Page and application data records
Content starts

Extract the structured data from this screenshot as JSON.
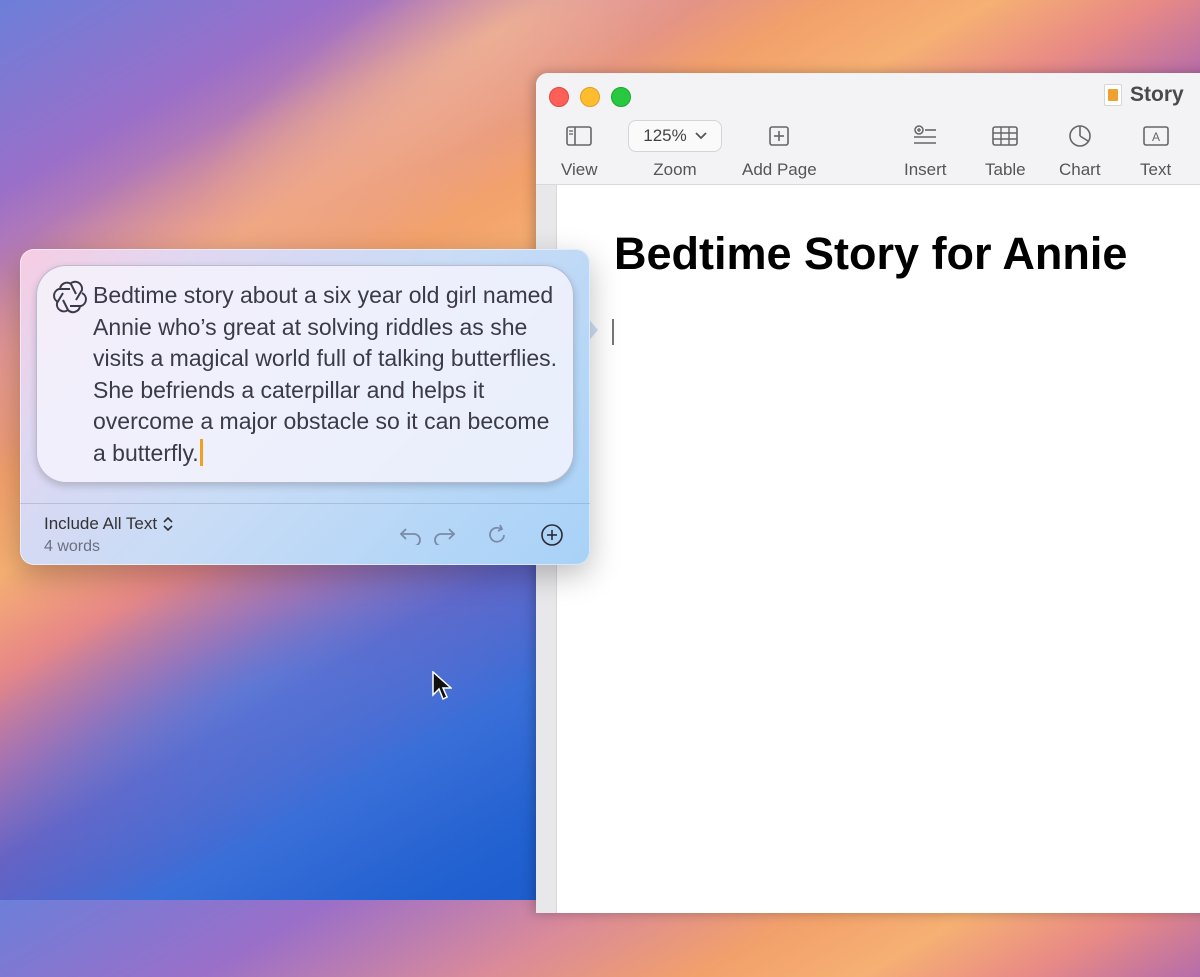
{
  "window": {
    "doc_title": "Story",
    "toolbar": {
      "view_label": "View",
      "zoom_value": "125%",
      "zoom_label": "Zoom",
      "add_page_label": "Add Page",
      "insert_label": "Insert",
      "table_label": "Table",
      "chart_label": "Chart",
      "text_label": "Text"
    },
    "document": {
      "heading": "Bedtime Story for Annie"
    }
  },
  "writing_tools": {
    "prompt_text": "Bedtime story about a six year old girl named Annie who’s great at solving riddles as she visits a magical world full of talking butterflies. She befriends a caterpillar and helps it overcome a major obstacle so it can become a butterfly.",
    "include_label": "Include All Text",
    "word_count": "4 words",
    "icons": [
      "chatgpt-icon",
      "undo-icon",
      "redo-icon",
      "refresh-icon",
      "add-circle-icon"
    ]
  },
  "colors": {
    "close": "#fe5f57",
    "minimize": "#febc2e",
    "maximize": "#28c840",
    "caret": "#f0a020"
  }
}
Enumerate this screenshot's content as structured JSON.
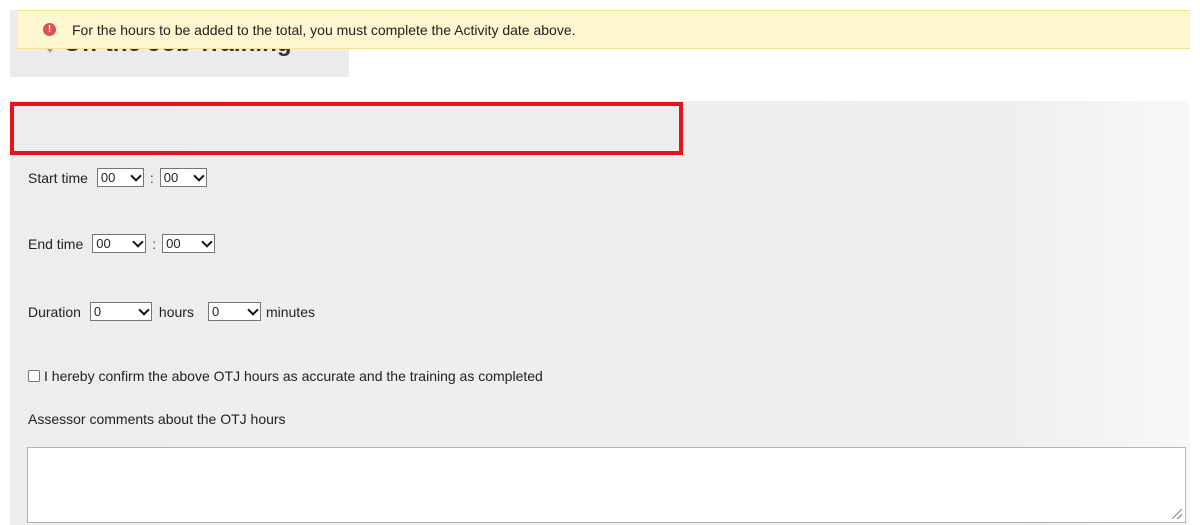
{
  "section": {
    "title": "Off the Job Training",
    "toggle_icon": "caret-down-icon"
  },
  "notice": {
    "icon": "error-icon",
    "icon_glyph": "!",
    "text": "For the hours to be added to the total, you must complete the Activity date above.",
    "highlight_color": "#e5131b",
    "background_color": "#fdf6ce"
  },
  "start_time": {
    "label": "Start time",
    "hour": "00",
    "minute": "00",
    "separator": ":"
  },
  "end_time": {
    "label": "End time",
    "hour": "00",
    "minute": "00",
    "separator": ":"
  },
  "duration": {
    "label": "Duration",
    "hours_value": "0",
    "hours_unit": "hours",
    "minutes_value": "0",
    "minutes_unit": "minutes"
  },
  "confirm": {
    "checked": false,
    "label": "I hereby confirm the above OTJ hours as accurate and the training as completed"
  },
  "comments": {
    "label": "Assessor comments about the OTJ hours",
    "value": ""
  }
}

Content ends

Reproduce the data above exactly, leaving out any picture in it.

Extract the structured data from this screenshot as JSON.
{
  "window": {
    "doc_title": "Story",
    "toolbar": {
      "view_label": "View",
      "zoom_value": "125%",
      "zoom_label": "Zoom",
      "add_page_label": "Add Page",
      "insert_label": "Insert",
      "table_label": "Table",
      "chart_label": "Chart",
      "text_label": "Text"
    },
    "document": {
      "heading": "Bedtime Story for Annie"
    }
  },
  "writing_tools": {
    "prompt_text": "Bedtime story about a six year old girl named Annie who’s great at solving riddles as she visits a magical world full of talking butterflies. She befriends a caterpillar and helps it overcome a major obstacle so it can become a butterfly.",
    "include_label": "Include All Text",
    "word_count": "4 words",
    "icons": [
      "chatgpt-icon",
      "undo-icon",
      "redo-icon",
      "refresh-icon",
      "add-circle-icon"
    ]
  },
  "colors": {
    "close": "#fe5f57",
    "minimize": "#febc2e",
    "maximize": "#28c840",
    "caret": "#f0a020"
  }
}
Enumerate this screenshot's content as structured JSON.
{
  "section": {
    "title": "Off the Job Training",
    "toggle_icon": "caret-down-icon"
  },
  "notice": {
    "icon": "error-icon",
    "icon_glyph": "!",
    "text": "For the hours to be added to the total, you must complete the Activity date above.",
    "highlight_color": "#e5131b",
    "background_color": "#fdf6ce"
  },
  "start_time": {
    "label": "Start time",
    "hour": "00",
    "minute": "00",
    "separator": ":"
  },
  "end_time": {
    "label": "End time",
    "hour": "00",
    "minute": "00",
    "separator": ":"
  },
  "duration": {
    "label": "Duration",
    "hours_value": "0",
    "hours_unit": "hours",
    "minutes_value": "0",
    "minutes_unit": "minutes"
  },
  "confirm": {
    "checked": false,
    "label": "I hereby confirm the above OTJ hours as accurate and the training as completed"
  },
  "comments": {
    "label": "Assessor comments about the OTJ hours",
    "value": ""
  }
}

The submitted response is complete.